*** Data extract ***
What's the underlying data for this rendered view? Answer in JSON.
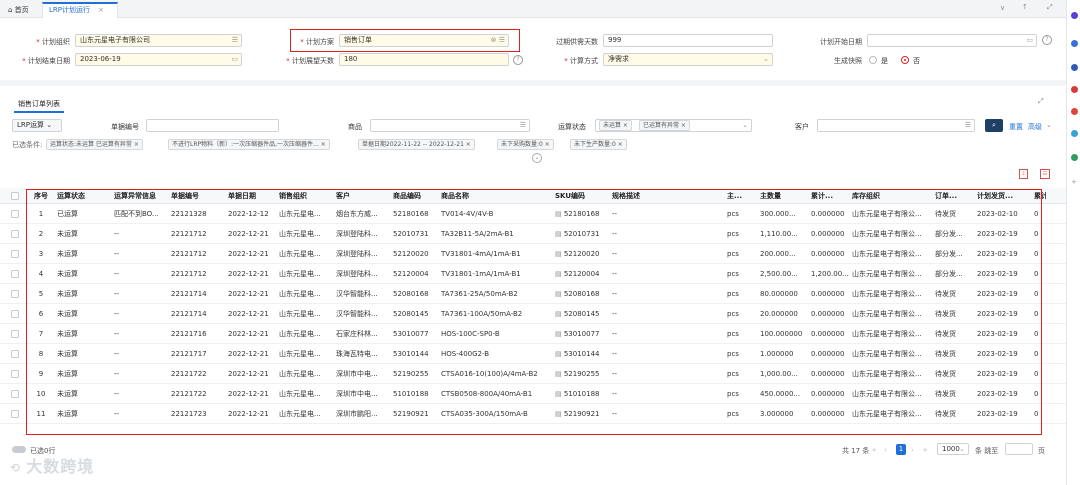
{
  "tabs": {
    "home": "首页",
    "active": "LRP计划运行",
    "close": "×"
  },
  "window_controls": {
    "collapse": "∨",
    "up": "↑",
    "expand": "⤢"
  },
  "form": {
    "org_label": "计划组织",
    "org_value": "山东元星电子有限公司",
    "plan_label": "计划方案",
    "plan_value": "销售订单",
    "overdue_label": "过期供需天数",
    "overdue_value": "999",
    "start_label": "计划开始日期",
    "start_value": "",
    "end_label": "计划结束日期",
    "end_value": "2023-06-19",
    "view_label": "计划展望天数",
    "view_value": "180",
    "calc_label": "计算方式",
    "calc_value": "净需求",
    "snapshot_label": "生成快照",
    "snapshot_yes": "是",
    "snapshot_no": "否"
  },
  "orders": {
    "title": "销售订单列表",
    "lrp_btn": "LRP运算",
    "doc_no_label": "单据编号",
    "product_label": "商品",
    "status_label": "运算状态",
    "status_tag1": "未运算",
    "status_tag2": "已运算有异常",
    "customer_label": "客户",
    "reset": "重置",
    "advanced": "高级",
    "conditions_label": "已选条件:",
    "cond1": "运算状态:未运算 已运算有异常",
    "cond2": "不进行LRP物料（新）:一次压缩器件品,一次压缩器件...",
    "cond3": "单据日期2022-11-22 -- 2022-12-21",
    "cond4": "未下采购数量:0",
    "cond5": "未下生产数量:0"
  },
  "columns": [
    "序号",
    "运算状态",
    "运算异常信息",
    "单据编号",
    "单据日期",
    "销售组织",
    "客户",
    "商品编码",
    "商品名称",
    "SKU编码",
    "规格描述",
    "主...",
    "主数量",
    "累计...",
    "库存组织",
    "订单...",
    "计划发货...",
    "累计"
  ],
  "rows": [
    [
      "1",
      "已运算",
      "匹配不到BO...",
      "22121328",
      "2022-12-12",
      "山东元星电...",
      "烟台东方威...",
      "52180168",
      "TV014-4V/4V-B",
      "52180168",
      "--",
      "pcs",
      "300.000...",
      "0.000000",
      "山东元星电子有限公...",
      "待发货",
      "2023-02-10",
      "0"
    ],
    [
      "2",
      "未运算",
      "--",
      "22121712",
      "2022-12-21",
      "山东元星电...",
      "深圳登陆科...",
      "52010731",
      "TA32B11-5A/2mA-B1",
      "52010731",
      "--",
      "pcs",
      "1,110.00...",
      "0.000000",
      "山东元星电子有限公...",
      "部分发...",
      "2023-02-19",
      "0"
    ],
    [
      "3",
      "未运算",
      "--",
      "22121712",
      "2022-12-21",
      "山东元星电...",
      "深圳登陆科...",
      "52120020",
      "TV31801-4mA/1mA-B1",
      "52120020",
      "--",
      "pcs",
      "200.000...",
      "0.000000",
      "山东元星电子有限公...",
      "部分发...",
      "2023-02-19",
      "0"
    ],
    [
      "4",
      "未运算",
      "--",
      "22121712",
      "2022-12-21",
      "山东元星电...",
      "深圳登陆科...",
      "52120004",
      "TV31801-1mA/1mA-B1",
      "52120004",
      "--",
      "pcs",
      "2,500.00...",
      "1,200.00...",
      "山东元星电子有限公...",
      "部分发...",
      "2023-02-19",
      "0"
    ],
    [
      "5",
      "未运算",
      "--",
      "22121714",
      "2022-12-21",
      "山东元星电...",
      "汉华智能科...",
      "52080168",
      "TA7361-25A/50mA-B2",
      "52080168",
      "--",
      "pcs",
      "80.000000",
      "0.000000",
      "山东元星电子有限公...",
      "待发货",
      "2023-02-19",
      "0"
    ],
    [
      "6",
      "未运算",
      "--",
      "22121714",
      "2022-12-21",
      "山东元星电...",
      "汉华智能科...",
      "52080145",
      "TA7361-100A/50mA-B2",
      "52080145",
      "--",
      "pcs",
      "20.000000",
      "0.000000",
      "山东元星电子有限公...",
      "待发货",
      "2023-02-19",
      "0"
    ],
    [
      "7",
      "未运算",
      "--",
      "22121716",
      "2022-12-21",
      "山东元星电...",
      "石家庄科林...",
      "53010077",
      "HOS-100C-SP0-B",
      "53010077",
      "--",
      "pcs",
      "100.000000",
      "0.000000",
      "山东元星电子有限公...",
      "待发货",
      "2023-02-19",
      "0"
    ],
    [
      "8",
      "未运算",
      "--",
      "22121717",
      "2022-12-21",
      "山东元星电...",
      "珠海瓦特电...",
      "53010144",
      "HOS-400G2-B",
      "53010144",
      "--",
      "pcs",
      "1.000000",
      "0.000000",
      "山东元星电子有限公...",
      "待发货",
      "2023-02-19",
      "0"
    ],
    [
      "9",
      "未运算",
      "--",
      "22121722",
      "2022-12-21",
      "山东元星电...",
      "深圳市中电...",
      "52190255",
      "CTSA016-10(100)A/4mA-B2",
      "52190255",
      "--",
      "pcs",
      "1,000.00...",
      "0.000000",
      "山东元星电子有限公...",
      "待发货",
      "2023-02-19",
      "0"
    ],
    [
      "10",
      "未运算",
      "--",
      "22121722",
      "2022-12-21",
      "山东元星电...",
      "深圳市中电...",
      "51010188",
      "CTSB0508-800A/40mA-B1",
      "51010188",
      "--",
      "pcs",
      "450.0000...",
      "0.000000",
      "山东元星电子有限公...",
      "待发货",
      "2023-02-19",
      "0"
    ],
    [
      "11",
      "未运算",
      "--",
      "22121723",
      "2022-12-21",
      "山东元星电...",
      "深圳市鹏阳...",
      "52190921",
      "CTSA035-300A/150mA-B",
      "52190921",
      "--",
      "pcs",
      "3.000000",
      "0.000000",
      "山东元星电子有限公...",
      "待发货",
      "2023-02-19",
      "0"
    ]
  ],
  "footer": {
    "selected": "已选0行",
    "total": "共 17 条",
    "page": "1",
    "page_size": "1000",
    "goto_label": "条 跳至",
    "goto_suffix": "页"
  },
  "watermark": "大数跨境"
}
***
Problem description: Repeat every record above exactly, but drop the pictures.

Answer box:
What's the underlying data for this rendered view? Answer in JSON.
{
  "tabs": {
    "home": "首页",
    "active": "LRP计划运行",
    "close": "×"
  },
  "window_controls": {
    "collapse": "∨",
    "up": "↑",
    "expand": "⤢"
  },
  "form": {
    "org_label": "计划组织",
    "org_value": "山东元星电子有限公司",
    "plan_label": "计划方案",
    "plan_value": "销售订单",
    "overdue_label": "过期供需天数",
    "overdue_value": "999",
    "start_label": "计划开始日期",
    "start_value": "",
    "end_label": "计划结束日期",
    "end_value": "2023-06-19",
    "view_label": "计划展望天数",
    "view_value": "180",
    "calc_label": "计算方式",
    "calc_value": "净需求",
    "snapshot_label": "生成快照",
    "snapshot_yes": "是",
    "snapshot_no": "否"
  },
  "orders": {
    "title": "销售订单列表",
    "lrp_btn": "LRP运算",
    "doc_no_label": "单据编号",
    "product_label": "商品",
    "status_label": "运算状态",
    "status_tag1": "未运算",
    "status_tag2": "已运算有异常",
    "customer_label": "客户",
    "reset": "重置",
    "advanced": "高级",
    "conditions_label": "已选条件:",
    "cond1": "运算状态:未运算 已运算有异常",
    "cond2": "不进行LRP物料（新）:一次压缩器件品,一次压缩器件...",
    "cond3": "单据日期2022-11-22 -- 2022-12-21",
    "cond4": "未下采购数量:0",
    "cond5": "未下生产数量:0"
  },
  "columns": [
    "序号",
    "运算状态",
    "运算异常信息",
    "单据编号",
    "单据日期",
    "销售组织",
    "客户",
    "商品编码",
    "商品名称",
    "SKU编码",
    "规格描述",
    "主...",
    "主数量",
    "累计...",
    "库存组织",
    "订单...",
    "计划发货...",
    "累计"
  ],
  "rows": [
    [
      "1",
      "已运算",
      "匹配不到BO...",
      "22121328",
      "2022-12-12",
      "山东元星电...",
      "烟台东方威...",
      "52180168",
      "TV014-4V/4V-B",
      "52180168",
      "--",
      "pcs",
      "300.000...",
      "0.000000",
      "山东元星电子有限公...",
      "待发货",
      "2023-02-10",
      "0"
    ],
    [
      "2",
      "未运算",
      "--",
      "22121712",
      "2022-12-21",
      "山东元星电...",
      "深圳登陆科...",
      "52010731",
      "TA32B11-5A/2mA-B1",
      "52010731",
      "--",
      "pcs",
      "1,110.00...",
      "0.000000",
      "山东元星电子有限公...",
      "部分发...",
      "2023-02-19",
      "0"
    ],
    [
      "3",
      "未运算",
      "--",
      "22121712",
      "2022-12-21",
      "山东元星电...",
      "深圳登陆科...",
      "52120020",
      "TV31801-4mA/1mA-B1",
      "52120020",
      "--",
      "pcs",
      "200.000...",
      "0.000000",
      "山东元星电子有限公...",
      "部分发...",
      "2023-02-19",
      "0"
    ],
    [
      "4",
      "未运算",
      "--",
      "22121712",
      "2022-12-21",
      "山东元星电...",
      "深圳登陆科...",
      "52120004",
      "TV31801-1mA/1mA-B1",
      "52120004",
      "--",
      "pcs",
      "2,500.00...",
      "1,200.00...",
      "山东元星电子有限公...",
      "部分发...",
      "2023-02-19",
      "0"
    ],
    [
      "5",
      "未运算",
      "--",
      "22121714",
      "2022-12-21",
      "山东元星电...",
      "汉华智能科...",
      "52080168",
      "TA7361-25A/50mA-B2",
      "52080168",
      "--",
      "pcs",
      "80.000000",
      "0.000000",
      "山东元星电子有限公...",
      "待发货",
      "2023-02-19",
      "0"
    ],
    [
      "6",
      "未运算",
      "--",
      "22121714",
      "2022-12-21",
      "山东元星电...",
      "汉华智能科...",
      "52080145",
      "TA7361-100A/50mA-B2",
      "52080145",
      "--",
      "pcs",
      "20.000000",
      "0.000000",
      "山东元星电子有限公...",
      "待发货",
      "2023-02-19",
      "0"
    ],
    [
      "7",
      "未运算",
      "--",
      "22121716",
      "2022-12-21",
      "山东元星电...",
      "石家庄科林...",
      "53010077",
      "HOS-100C-SP0-B",
      "53010077",
      "--",
      "pcs",
      "100.000000",
      "0.000000",
      "山东元星电子有限公...",
      "待发货",
      "2023-02-19",
      "0"
    ],
    [
      "8",
      "未运算",
      "--",
      "22121717",
      "2022-12-21",
      "山东元星电...",
      "珠海瓦特电...",
      "53010144",
      "HOS-400G2-B",
      "53010144",
      "--",
      "pcs",
      "1.000000",
      "0.000000",
      "山东元星电子有限公...",
      "待发货",
      "2023-02-19",
      "0"
    ],
    [
      "9",
      "未运算",
      "--",
      "22121722",
      "2022-12-21",
      "山东元星电...",
      "深圳市中电...",
      "52190255",
      "CTSA016-10(100)A/4mA-B2",
      "52190255",
      "--",
      "pcs",
      "1,000.00...",
      "0.000000",
      "山东元星电子有限公...",
      "待发货",
      "2023-02-19",
      "0"
    ],
    [
      "10",
      "未运算",
      "--",
      "22121722",
      "2022-12-21",
      "山东元星电...",
      "深圳市中电...",
      "51010188",
      "CTSB0508-800A/40mA-B1",
      "51010188",
      "--",
      "pcs",
      "450.0000...",
      "0.000000",
      "山东元星电子有限公...",
      "待发货",
      "2023-02-19",
      "0"
    ],
    [
      "11",
      "未运算",
      "--",
      "22121723",
      "2022-12-21",
      "山东元星电...",
      "深圳市鹏阳...",
      "52190921",
      "CTSA035-300A/150mA-B",
      "52190921",
      "--",
      "pcs",
      "3.000000",
      "0.000000",
      "山东元星电子有限公...",
      "待发货",
      "2023-02-19",
      "0"
    ]
  ],
  "footer": {
    "selected": "已选0行",
    "total": "共 17 条",
    "page": "1",
    "page_size": "1000",
    "goto_label": "条 跳至",
    "goto_suffix": "页"
  },
  "watermark": "大数跨境"
}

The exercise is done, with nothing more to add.